## Input data
┌──
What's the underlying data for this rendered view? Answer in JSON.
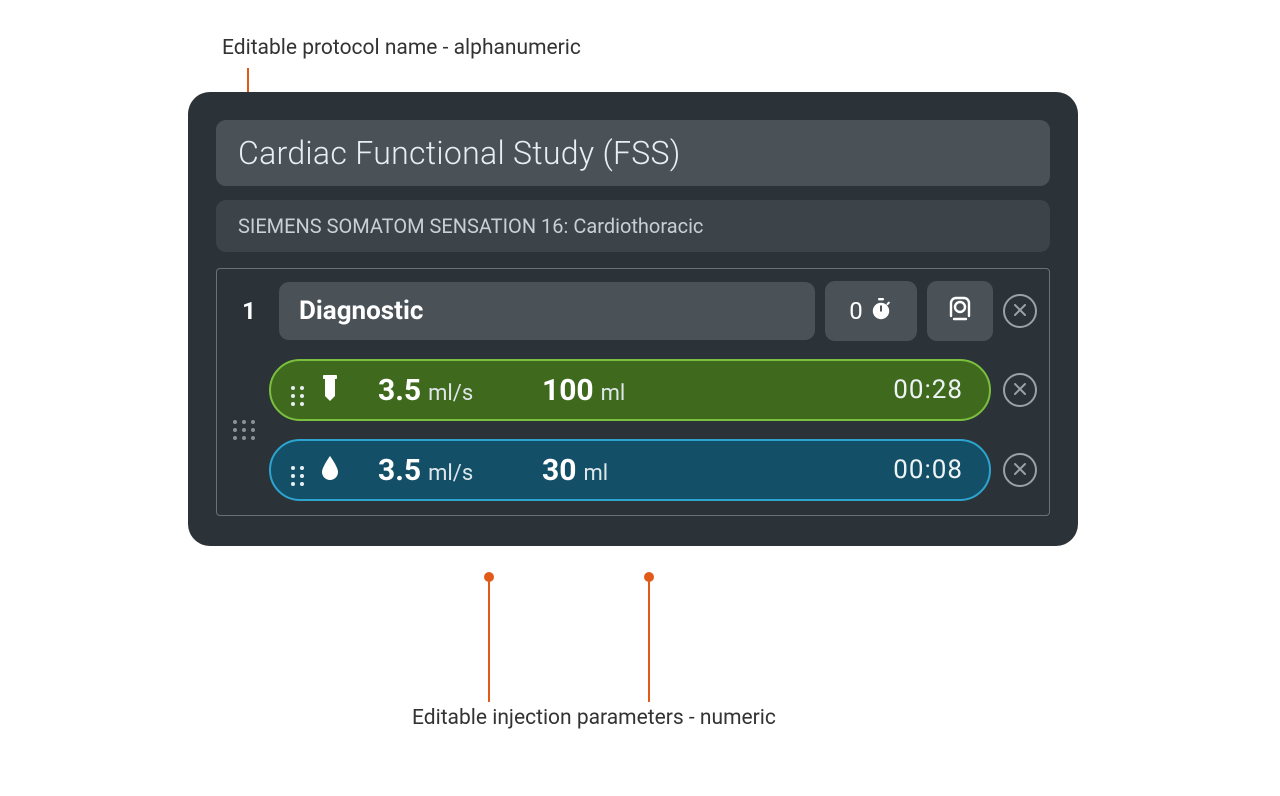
{
  "annotations": {
    "top": "Editable protocol name - alphanumeric",
    "bottom": "Editable injection parameters - numeric"
  },
  "protocol": {
    "name": "Cardiac Functional Study (FSS)",
    "scanner": "SIEMENS SOMATOM SENSATION 16: Cardiothoracic"
  },
  "phase": {
    "number": "1",
    "name": "Diagnostic",
    "delay": "0"
  },
  "rows": [
    {
      "type": "contrast",
      "rate": "3.5",
      "rate_unit": "ml/s",
      "volume": "100",
      "volume_unit": "ml",
      "time": "00:28"
    },
    {
      "type": "saline",
      "rate": "3.5",
      "rate_unit": "ml/s",
      "volume": "30",
      "volume_unit": "ml",
      "time": "00:08"
    }
  ]
}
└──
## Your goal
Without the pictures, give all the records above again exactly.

## Solution to this task
What's the underlying data for this rendered view? Answer in JSON.
{
  "annotations": {
    "top": "Editable protocol name - alphanumeric",
    "bottom": "Editable injection parameters - numeric"
  },
  "protocol": {
    "name": "Cardiac Functional Study (FSS)",
    "scanner": "SIEMENS SOMATOM SENSATION 16: Cardiothoracic"
  },
  "phase": {
    "number": "1",
    "name": "Diagnostic",
    "delay": "0"
  },
  "rows": [
    {
      "type": "contrast",
      "rate": "3.5",
      "rate_unit": "ml/s",
      "volume": "100",
      "volume_unit": "ml",
      "time": "00:28"
    },
    {
      "type": "saline",
      "rate": "3.5",
      "rate_unit": "ml/s",
      "volume": "30",
      "volume_unit": "ml",
      "time": "00:08"
    }
  ]
}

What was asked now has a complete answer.